Say thanks for this article (1)
The community is supported by:
Become a sponsor
#Business #Featured #GeoDev
Geo Addressing Decoded Part 2: Beyond Coordinates – Exploring the Depth and Impact of Geo Addressing
Aleks Buczkowski 05.2.2024
#Featured #GeoDev #People
MapAction looking for volunteers to unlock information management barriers in humanitarian sector
Alex Macbeth 10.31.2023
#Events #Fun #GeoDev #Ideas
Join 6th CASSINI Hackathon. Innovating with Space Technology for International Development & Humanitarian Aid
Geoawesomeness Team 09.9.2023
Next article
#Business #People

1st CASSINI Hackathon: Digitise Green Spaces with European Space Technologies

Who knew that space technologies could give us a better understanding of how to protect our environment here on Earth?

Earth observation and space technologies have made it easier than ever to visualise and understand global challenges affecting nature. This allows us to build solutions that solve issues like vegetation changes and increasing air pollution.

Hackers in 10 cities across Europe will have an opportunity to build one of those solutions on 18-20 June at the first of six CASSINI Hackathons. This 3-day event will focus on digitising green spaces to benefit several outcomes related to daily life and resource conservation.

Created by the European Union, the CASSINI Hackathons and Mentoring events challenge participants to use Copernicus Earth Observation data and positioning technologies from Galileo and EGNOS to build their solution. They’ll also have access to technical and business experts for support during the event.

Hackers will compete in teams for prizes at the local and European level, and the 10 winners from each city will progress to a demo day and award ceremony. The top three teams will receive 100 hours of expert mentoring each to grow their projects into businesses.
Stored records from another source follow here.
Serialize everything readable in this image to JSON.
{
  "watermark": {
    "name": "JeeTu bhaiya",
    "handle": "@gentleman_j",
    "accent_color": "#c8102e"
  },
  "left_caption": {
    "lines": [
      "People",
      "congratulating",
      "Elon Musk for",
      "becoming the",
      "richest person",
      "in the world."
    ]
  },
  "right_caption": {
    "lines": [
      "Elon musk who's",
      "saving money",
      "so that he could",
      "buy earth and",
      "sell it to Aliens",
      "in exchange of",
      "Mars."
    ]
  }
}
Where and How to Compete

Local organisers will host all 10 events simultaneously in Cyprus, Czech Republic, Estonia, France, Greece, Ireland, Netherlands, Portugal, Slovenia and Switzerland. Participation requirements include living in an EU member state, Switzerland, Norway or Iceland.

To compete, hackers will join a team and select one of three challenges. The challenges require them to design products, devices or services with a specific goal:
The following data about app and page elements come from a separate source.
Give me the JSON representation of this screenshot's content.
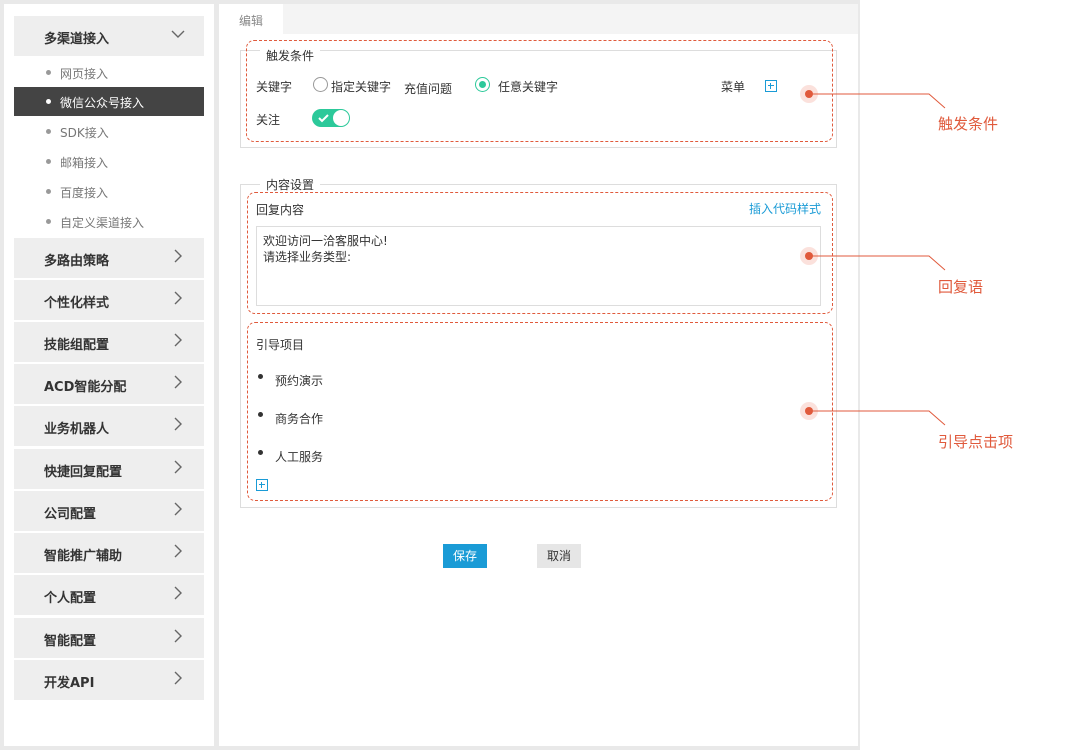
{
  "sidebar": {
    "groups": [
      {
        "label": "多渠道接入",
        "expanded": true
      },
      {
        "label": "多路由策略"
      },
      {
        "label": "个性化样式"
      },
      {
        "label": "技能组配置"
      },
      {
        "label": "ACD智能分配"
      },
      {
        "label": "业务机器人"
      },
      {
        "label": "快捷回复配置"
      },
      {
        "label": "公司配置"
      },
      {
        "label": "智能推广辅助"
      },
      {
        "label": "个人配置"
      },
      {
        "label": "智能配置"
      },
      {
        "label": "开发API"
      }
    ],
    "sub_items": [
      {
        "label": "网页接入"
      },
      {
        "label": "微信公众号接入",
        "active": true
      },
      {
        "label": "SDK接入"
      },
      {
        "label": "邮箱接入"
      },
      {
        "label": "百度接入"
      },
      {
        "label": "自定义渠道接入"
      }
    ]
  },
  "main": {
    "tab": "编辑",
    "trigger": {
      "legend": "触发条件",
      "keyword_label": "关键字",
      "option_specific": "指定关键字",
      "specific_value": "充值问题",
      "option_any": "任意关键字",
      "menu_label": "菜单",
      "follow_label": "关注"
    },
    "content": {
      "legend": "内容设置",
      "reply_label": "回复内容",
      "insert_code_link": "插入代码样式",
      "reply_text": "欢迎访问一洽客服中心!\n请选择业务类型:",
      "guide_label": "引导项目",
      "guide_items": [
        "预约演示",
        "商务合作",
        "人工服务"
      ]
    },
    "buttons": {
      "save": "保存",
      "cancel": "取消"
    }
  },
  "annotations": [
    "触发条件",
    "回复语",
    "引导点击项"
  ],
  "colors": {
    "accent": "#1a9bd6",
    "toggle": "#2cc99a",
    "annotation": "#e05a3c",
    "active_nav": "#444444"
  }
}
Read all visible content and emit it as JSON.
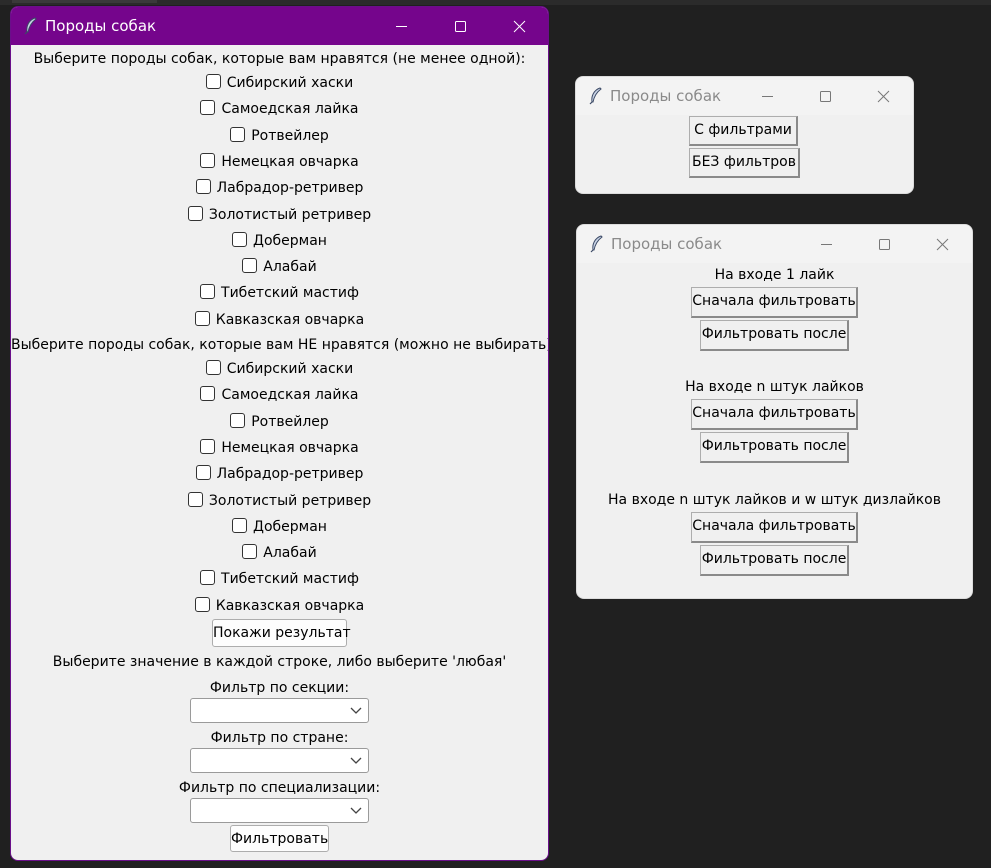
{
  "main_window": {
    "title": "Породы собак",
    "likes_prompt": "Выберите породы собак, которые вам нравятся (не менее одной):",
    "dislikes_prompt": "Выберите породы собак, которые вам НЕ нравятся (можно не выбирать):",
    "breeds": [
      "Сибирский хаски",
      "Самоедская лайка",
      "Ротвейлер",
      "Немецкая овчарка",
      "Лабрадор-ретривер",
      "Золотистый ретривер",
      "Доберман",
      "Алабай",
      "Тибетский мастиф",
      "Кавказская овчарка"
    ],
    "show_result_label": "Покажи результат",
    "filter_prompt": "Выберите значение в каждой строке, либо выберите 'любая'",
    "section_filter_label": "Фильтр по секции:",
    "country_filter_label": "Фильтр по стране:",
    "spec_filter_label": "Фильтр по специализации:",
    "section_value": "",
    "country_value": "",
    "spec_value": "",
    "filter_button_label": "Фильтровать"
  },
  "mode_window": {
    "title": "Породы собак",
    "with_filters_label": "С фильтрами",
    "without_filters_label": "БЕЗ фильтров"
  },
  "input_window": {
    "title": "Породы собак",
    "groups": [
      {
        "heading": "На входе 1 лайк",
        "filter_first": "Сначала фильтровать",
        "filter_after": "Фильтровать после"
      },
      {
        "heading": "На входе n штук лайков",
        "filter_first": "Сначала фильтровать",
        "filter_after": "Фильтровать после"
      },
      {
        "heading": "На входе n штук лайков и w штук дизлайков",
        "filter_first": "Сначала фильтровать",
        "filter_after": "Фильтровать после"
      }
    ]
  },
  "colors": {
    "active_titlebar": "#75058c",
    "window_bg": "#f0f0f0",
    "desktop_bg": "#202020"
  }
}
  • Discover your city: enable urban citizens to better understand their city and its green spaces. Focus on supporting urban planning, discovering green factors that contribute to residential area life or promoting ecological sustainability.
  • Staying fit and healthy: support city dwellers in keeping their bodies and minds healthy. Focus on mapping and accessing green spaces for outdoor activity, forecasting air pollutants or understanding and monitoring UV exposure.
  • Protecting our rural areas: promote the digitalisation of open and forested green spaces. Focus on conservation, ensuring healthy and resilient forests or developing new green spaces in underdeveloped areas.

Although tackling these challenges may sound complex, hackers don’t need any previous space technology experience to participate. The hackathon will also provide everything needed to compete, including virtual storage, computational resources and a code repository. 

If hackers are still worried about competing with no earth observation or space technology experience, the organisers have that covered. There’s free training for the hackathon tools available online

Don’t Miss Your Chance to Attend

The CASSINI Hackathons and Mentoring events are spreading awareness and accessibility of space technology to protect the world’s natural spaces. Don’t miss the chance to impact the health of our planet and grow a sustainable business in the process.

Hackers can register online for the event, and those interested in organising future hackathons can submit an application.

Keep up with the innovative projects underway during the hackathon by following #CASSINIHackathons on Twitter.

Read on